No housing. 

What if the NIC or FEA or any other acronym associated with Greek life declared that it wanted to begin a transition out of the housing business? At least the privately owned or independently-operated houses. Now we’re talking! In a sea of “blah” that one would be an “OMG!”

And a reminder – when I first broached this topic, I shared that my undergraduate fraternity experience included 3 years of living in a house. It was a blast. But, for a sustainable future, houses seem unnecessary to me. I’m convinced I would be as committed to fraternity as I am today without the house experience. 

Imagine if fraternity houses no longer existed on campuses across the land… 
  • The amount of money, time, and energy spent into keeping a structure standing and full could be spent on education, scholarships, funding for national conferences, and more. 
  • No more tragic house fires. 
  • No more falls from fraternity house balconies. 
  • No more part-time underpaid and under-prepared graduate assistant live-in advisors trying to be professional hall directors. 
  • Chapter officers could focus on improving the member experience and forget about occupancy rates, cleaning, furniture, and keeping a kitchen staff happy. 
  • We can finally end our draining 10-year dance in Washington DC trying to get Senators excited about sprinkler systems. 
Of course, there would be some trade-offs. Fraternity houses are great for recruitment because they are visible and (usually) impressive displays that potential members can see. It’s naturally convenient to have events and meetings in a house – although that can be overcome and has been by groups that use a lodge concept or just get meeting space on campus. Friendship is more easily built when living under the same roof, but can also happen otherwise. Ask those fraternities who have no housing right now and they’d put their “brotherhood building” up against yours any day. 

Would this make us just like any other campus club? Only if you believe housing matters more than the Ritual. 

So why would this be a game changer? I don’t have the research (great idea for a thesis or dissertation), but conventional wisdom leads me to believe that the vast majority of negative incidents that result in tragedy, big headlines, and calls to vanquish Greek life altogether involve a housed group. Think about recent transgressions at Old Dominion, the University of South Carolina, and West Virginia. Sexual assaults, hazing, deaths or harmful incidents with alcohol appear to be more prevalent in Greek housing. 

Reality check for me – those things can still happen and do still happen in non-housed groups and on campuses without Greek housing. NPHC groups typically do not have houses and hazing is a big issue they are confronting. The recent news from Baruch College didn’t involve housing. 

But if we solve the issues on the campuses with housed organizations – which tend to be larger or historically more influential in the Greek world – could a ripple effect be realized? We can launch campaigns to change the hearts and minds of members so that they embrace the best of what we can be instead of the worst. We’ve actually been doing that over and over again for decades. But if fraternity houses and the issues they carry inside their walls continue, is that a playing field on which we can’t expect our players to do their best? 

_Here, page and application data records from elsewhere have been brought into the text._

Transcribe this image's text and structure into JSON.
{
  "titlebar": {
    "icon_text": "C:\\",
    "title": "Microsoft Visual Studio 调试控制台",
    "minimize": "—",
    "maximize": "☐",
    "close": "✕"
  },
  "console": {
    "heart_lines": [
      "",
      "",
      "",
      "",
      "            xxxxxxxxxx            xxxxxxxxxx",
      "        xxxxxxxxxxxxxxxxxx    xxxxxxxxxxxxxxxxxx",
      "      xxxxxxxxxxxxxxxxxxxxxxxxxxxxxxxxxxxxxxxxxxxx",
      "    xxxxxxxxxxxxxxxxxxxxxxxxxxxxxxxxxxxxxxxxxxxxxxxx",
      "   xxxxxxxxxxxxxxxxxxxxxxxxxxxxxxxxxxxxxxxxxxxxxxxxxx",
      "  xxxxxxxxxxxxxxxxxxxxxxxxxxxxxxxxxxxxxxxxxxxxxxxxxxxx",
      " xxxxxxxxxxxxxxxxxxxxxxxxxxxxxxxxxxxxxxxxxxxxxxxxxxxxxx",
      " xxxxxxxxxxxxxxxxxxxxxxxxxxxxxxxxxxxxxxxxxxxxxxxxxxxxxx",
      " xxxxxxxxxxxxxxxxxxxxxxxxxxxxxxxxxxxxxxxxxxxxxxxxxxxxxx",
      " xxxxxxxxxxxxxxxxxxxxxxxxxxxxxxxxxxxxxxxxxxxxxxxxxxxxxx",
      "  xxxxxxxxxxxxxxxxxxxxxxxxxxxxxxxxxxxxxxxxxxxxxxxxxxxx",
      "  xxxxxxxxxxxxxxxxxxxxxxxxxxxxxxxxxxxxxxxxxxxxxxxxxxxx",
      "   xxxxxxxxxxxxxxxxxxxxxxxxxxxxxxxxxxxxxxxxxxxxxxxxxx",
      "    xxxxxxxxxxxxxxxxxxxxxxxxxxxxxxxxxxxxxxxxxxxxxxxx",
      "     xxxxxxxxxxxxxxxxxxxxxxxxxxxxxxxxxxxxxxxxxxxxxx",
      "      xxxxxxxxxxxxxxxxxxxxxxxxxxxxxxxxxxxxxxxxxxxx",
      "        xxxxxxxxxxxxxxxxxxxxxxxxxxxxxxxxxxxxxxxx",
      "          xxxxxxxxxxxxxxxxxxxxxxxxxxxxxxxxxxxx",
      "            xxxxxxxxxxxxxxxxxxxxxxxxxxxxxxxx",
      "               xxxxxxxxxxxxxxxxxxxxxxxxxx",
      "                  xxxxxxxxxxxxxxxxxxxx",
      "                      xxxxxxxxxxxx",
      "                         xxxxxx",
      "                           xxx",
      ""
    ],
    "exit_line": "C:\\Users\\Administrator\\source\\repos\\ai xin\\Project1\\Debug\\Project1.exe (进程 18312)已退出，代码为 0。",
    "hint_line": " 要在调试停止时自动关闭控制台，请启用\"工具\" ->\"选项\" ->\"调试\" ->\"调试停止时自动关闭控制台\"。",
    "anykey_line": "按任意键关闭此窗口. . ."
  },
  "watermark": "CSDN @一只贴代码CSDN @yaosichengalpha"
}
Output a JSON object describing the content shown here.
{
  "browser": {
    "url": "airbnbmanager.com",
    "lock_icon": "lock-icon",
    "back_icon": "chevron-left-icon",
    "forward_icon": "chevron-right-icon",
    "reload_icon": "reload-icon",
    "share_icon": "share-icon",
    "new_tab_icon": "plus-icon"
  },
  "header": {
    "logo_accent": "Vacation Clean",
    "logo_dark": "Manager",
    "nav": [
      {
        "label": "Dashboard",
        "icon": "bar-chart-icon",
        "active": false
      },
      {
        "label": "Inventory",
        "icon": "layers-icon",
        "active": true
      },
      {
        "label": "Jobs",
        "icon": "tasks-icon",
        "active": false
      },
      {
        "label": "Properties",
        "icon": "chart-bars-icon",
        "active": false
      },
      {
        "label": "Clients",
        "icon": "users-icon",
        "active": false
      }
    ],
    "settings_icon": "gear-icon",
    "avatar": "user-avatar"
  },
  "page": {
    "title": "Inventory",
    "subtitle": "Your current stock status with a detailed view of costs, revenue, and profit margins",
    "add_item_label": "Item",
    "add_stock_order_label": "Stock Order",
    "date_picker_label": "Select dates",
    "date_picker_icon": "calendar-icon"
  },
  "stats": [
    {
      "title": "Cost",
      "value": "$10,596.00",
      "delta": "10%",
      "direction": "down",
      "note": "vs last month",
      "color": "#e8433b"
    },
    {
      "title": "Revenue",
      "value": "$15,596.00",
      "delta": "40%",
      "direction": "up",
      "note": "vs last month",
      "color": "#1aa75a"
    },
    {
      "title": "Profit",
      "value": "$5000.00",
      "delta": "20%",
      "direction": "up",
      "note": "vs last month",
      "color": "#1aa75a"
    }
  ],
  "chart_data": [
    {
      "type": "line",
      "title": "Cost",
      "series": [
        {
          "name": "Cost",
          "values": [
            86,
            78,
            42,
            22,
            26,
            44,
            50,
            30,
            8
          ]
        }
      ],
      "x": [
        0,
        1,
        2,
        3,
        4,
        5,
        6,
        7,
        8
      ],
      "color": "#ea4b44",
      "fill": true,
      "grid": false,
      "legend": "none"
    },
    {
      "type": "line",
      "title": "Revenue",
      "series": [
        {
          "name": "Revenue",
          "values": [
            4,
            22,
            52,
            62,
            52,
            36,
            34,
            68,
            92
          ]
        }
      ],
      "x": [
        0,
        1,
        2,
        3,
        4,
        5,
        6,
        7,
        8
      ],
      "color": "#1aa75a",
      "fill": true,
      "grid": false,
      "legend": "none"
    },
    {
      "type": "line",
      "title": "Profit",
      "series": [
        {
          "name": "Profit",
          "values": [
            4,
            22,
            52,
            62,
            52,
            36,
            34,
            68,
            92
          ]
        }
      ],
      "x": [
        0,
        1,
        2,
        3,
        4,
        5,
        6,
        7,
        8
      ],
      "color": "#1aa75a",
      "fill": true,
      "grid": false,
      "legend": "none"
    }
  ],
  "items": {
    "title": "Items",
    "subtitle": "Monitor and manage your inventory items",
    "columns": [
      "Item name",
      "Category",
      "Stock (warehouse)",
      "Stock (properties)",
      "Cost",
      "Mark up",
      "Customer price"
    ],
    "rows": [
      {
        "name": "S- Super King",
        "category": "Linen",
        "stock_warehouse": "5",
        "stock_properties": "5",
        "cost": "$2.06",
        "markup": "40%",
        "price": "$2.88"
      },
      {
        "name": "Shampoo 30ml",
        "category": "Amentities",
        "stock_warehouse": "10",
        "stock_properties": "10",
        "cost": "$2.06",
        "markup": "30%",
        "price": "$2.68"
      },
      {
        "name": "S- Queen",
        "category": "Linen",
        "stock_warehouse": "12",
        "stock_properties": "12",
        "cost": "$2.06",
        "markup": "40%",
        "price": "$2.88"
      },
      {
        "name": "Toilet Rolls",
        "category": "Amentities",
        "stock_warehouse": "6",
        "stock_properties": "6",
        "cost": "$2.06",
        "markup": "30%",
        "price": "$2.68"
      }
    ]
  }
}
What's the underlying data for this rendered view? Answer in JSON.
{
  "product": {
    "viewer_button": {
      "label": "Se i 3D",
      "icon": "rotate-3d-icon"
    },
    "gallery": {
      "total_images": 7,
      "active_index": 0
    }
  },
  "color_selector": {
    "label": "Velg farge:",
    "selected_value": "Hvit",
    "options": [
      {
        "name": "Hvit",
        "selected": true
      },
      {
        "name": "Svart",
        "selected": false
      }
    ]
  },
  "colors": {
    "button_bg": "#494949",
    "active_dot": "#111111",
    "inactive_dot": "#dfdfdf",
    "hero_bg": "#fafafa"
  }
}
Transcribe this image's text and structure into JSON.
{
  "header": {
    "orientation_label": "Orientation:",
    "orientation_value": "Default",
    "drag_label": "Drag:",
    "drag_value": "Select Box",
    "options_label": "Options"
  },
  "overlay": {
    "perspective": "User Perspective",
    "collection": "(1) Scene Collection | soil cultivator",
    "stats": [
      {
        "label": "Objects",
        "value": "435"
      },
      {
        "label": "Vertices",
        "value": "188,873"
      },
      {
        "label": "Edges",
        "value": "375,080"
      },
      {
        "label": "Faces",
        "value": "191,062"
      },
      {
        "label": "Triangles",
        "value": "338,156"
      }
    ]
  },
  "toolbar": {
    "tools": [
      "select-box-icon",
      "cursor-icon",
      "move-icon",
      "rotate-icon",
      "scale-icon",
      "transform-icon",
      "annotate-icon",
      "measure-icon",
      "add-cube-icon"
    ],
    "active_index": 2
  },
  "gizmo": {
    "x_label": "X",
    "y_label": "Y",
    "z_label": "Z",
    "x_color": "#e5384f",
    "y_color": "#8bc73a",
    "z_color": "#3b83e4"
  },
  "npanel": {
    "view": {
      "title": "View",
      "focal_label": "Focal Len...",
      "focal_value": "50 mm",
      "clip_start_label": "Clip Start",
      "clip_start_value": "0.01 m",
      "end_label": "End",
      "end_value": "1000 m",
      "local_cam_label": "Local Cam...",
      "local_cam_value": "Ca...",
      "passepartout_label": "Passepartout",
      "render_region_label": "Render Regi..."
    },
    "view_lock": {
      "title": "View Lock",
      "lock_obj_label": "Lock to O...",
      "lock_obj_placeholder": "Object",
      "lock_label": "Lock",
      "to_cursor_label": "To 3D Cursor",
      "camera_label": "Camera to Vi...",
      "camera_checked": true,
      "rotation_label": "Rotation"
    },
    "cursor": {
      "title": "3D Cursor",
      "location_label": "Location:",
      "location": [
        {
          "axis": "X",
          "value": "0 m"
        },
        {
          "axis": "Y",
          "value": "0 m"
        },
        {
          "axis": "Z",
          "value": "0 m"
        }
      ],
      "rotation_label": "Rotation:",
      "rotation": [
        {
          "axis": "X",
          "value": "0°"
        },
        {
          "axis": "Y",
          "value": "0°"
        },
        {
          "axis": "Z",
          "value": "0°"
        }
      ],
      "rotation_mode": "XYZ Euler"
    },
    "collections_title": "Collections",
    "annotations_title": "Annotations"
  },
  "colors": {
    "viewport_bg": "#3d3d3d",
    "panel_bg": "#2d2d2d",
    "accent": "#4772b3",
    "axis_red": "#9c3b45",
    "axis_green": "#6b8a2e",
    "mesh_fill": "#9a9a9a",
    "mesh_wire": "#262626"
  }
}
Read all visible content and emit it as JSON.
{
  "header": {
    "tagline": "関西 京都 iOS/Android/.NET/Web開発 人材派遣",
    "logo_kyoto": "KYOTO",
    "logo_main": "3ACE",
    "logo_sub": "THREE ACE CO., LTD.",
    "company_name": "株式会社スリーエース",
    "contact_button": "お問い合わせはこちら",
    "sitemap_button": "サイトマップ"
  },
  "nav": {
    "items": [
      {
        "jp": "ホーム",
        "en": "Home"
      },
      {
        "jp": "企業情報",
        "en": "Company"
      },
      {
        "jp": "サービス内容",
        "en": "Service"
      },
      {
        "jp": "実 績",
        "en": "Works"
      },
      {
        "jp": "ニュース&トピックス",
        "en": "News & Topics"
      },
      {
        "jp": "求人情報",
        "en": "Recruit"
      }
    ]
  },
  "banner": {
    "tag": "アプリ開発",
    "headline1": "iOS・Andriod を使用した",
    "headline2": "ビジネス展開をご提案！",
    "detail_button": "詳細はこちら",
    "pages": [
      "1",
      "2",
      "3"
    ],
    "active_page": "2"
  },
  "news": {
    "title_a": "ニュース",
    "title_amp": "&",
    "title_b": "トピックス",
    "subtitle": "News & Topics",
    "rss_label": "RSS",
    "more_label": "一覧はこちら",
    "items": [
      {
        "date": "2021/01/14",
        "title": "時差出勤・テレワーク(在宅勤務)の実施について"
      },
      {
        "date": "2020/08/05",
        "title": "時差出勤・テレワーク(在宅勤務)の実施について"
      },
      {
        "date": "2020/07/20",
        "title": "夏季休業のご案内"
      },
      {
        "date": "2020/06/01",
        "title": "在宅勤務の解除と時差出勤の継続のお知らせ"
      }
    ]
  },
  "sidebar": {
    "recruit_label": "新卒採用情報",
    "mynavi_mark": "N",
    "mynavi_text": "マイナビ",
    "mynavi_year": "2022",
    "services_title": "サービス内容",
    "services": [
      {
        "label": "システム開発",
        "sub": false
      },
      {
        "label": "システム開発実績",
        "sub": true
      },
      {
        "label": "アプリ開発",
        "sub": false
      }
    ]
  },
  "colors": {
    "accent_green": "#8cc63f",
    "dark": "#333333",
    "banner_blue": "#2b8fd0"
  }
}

Imagine the previous 20 years without houses. Or the next 20 years. Is that a landscape on which a brighter future for Greek life can be built? 

Campus professionals – imagine that !poof! the chapters on your campus no longer have private houses. Could that make room for you to do more of the inspiring work you want to do? 

Headquarters staff – image that !poof! your chapters now have no residential facilities. How does that impact your insurance fees? What would you love to do with the time and money you get back from not dealing with those issues? 

Despite what could be some exciting possibilities, chances are we won’t be discussing that kind of change anytime soon. Houses are sacred cows for too many. This is unfortunate, because it’s hard to imagine any meaningful change if that topic stays off the table. 

But hey – maybe shorter pledge periods will do the trick.